Iran has continued to stonewall the international community over the military dimensions of its nuclear program. Yet Secretary Kerry appeared to drop longstanding demands that Iran come clean about these activities, telling reporters this month that the U.S. is “not fixated on Iran specifically accounting for what they did at one point in time or another.”  This deeply troubling comment severely undercuts years of work by the international community to gain transparency. How can we have any confidence in a future verification regime without a full accounting of Iran’s weaponization efforts?

Iran also cannot be allowed to escape scrutiny for its ongoing efforts to develop delivery vehicles for a nuclear warhead, including ICBMs, which the Ayatollah says Iran should “mass produce”. Yet the Obama Administration has ruled out addressing Iran’s ongoing efforts to develop ICBMs which the intelligence community estimates could be developed by the end of the year.  This is a missed opportunity to address a key point in our negotiations with Iran.

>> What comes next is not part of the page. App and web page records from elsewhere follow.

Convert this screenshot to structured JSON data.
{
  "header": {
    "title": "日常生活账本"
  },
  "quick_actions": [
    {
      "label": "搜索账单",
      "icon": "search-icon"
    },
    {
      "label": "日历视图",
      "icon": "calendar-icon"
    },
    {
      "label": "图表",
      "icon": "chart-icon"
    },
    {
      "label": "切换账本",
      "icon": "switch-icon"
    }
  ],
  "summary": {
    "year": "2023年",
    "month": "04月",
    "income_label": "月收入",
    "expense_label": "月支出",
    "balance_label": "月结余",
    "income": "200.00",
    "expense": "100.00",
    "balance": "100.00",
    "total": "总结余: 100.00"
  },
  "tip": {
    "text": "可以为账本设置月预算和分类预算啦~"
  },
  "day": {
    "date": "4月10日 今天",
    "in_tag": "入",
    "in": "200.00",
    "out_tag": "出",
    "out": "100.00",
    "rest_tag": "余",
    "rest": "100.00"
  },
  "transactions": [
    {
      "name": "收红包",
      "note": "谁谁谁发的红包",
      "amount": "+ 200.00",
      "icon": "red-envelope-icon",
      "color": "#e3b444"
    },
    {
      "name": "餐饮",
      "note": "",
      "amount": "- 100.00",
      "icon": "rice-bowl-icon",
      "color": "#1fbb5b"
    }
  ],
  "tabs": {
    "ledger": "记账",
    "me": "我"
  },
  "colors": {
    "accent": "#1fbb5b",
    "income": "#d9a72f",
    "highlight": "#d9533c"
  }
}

Furthermore, a final agreement must provide for “anytime, anywhere” inspections, including Iran’s military facilities. Unfortunately, senior Iranian officials have publicly rejected such a requirement. This alone should be a deal breaker. As former CIA Director Michael Hayden explains, “American intelligence is going to tell you a lot, but to get the level of confidence you will need to legitimate action will require an invasive inspection regime that must be negotiated.”

Our goal must remain preventing an Iranian nuclear weapons capability, rather than merely managing it.

Iran must also dismantle its nuclear infrastructure to prevent it from having a uranium or plutonium path to a nuclear weapon.  Instead, the Obama Administration’s interim agreement gives Iran the right to continue to enrich uranium in violation of six U.N. Security Council resolutions.  This is a coup for Iran whose president declared that the “world powers surrendered to Iranian nation’s will” because “the centrifuges are spinning and will never stop.”

Our goal must remain preventing an Iranian nuclear weapons capability, rather than merely managing it.  A deal that allows Tehran to retain its nuclear infrastructure would leave Iran as a nuclear-threshold state.  However, recent press reports indicate that Iran’s infrastructure will not only remain intact, but the U.S. may in fact provide Iran with new nuclear equipment as part of a final deal. This is unacceptable.

While far from perfect, I supported the Iran Nuclear Agreement Review Act, which was signed into law and provides Congress with oversight of any potential agreement with Iran.  On such a critical issue to U.S. national security, Congress must assert its historic foreign policy role. As Chairman of the Homeland Security Committee, I will continue to speak out about the dangers of signing a deal with Iran that will pave the way for a surge in terrorism and directly threaten the security of the United States and our allies.